From common farmhouses to illustrious cathedrals, humble stools to elaborate cabinetry, and from the smallest boat to mighty juggernauts capable of trans-Atlantic journeys, the oaks catered to the needs of men.
Especially during the height of European expansion, from the 17th to the late 19th century, the access to high-quality oak lumber would determine a State’s success or failure, particularly in times of war with other maritime nations. The shipyards of colonial European powers had such high demand for oak tree lumber of specific dimensions to the point where usage outpaced regeneration leading to security issues.
Concerns were raised as early as 1792 of a decline in Britain’s ability to supply oak timber and an ever-increasing need to rely on imports to supply the Royal Navy. Gaining and maintaining access to sources of suitable oak lumber, while denying it to enemies was a crucial aspect of foreign policy during these times. The construction of ships as well as buildings requests the felling of healthy oak trees aged between 200 to 400 years old, which lead to scarcity of available timber in Europe in the past centuries and motivated naval powers to implement reforestation practices.
Coopers made durable barrels with staves from oak trees since roman times to store all kinds of food and drink, and oak barrels are quintessential for the aging of wines and whiskey, as the phenolic compounds present in the wood add to the taste complexity.
The bark, usually called tanbark, is rich in tannic acid and has historically been used for the tanning of leather or, in the case of the famous cork oak, the bark is very carefully removed from the tree to make cork used to stop bottles.

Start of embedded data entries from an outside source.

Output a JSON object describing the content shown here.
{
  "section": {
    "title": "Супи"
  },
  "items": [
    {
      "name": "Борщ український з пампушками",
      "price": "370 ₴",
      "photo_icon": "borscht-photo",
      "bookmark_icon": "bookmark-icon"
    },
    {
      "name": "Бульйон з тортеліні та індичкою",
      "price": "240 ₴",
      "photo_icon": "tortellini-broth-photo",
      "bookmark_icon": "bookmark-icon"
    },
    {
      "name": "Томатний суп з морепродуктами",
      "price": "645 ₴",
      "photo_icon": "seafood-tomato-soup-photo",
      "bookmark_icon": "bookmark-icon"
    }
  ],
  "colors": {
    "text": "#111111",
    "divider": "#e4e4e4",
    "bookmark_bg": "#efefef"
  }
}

The fruit of the oak tree, the acorn, is technically a nut and has been used since prehistoric times as an abundant source of sustenance for hunter-gatherers humans. Even though human palates changed their preferences in the past millennia in favor of cultivated grains, namely wheat, and barley, archaeological evidence offers insight into the nutritional value of acorns for early inhabitants of the region.
What is more, highly sought-after truffles, a group of fungi, have formed a mutualistic symbiotic relationship with a variety of Mediterranean oak species and the region is famous for them.
Red was a beloved colour among many cultures and in the Mediterranean, the wealthy and aristocrats quite often wore scarlet clothing dyed with kermes, or carmine, made from the carminic acid in tiny female scale insects, which lived on the leaves of the kermes oak (Quercus coccifera), one of the most common oaks in the dry parts of the region.
To conclude, one can easily challenge the importance of the oaks and point to other native tree species which were highly valued by the peoples of the region. The olive tree especially, the fruit and oil of which has nurtured humans since time immemorial, along with the crop-producing carob, fig, and almond trees, and the lumber producing species such as ash, the cedar, the pines and firs, the poplars, the elm, beech and birch, or even the esteemed chestnuts and hazels, offering both nutrition and lumber, being coppiced for millennia.
These trees though are specialists, in the sense that they are found in specific climatic conditions. It could be argued that the oak is a generalist and many Mediterranean species survive over a variety of climatic and soil conditions, such as Kermes oak, Holm oak and Downy oak.
By sharing academic and practical knowledge regarding oak trees, the synergistic relations oaks have with other species in their forest neighborhood, and most importantly, how to grow them yourselves successfully, it is our hope that a grassroots movement will begin to support the restoration of these beautiful diverse forests of the Mediterranean.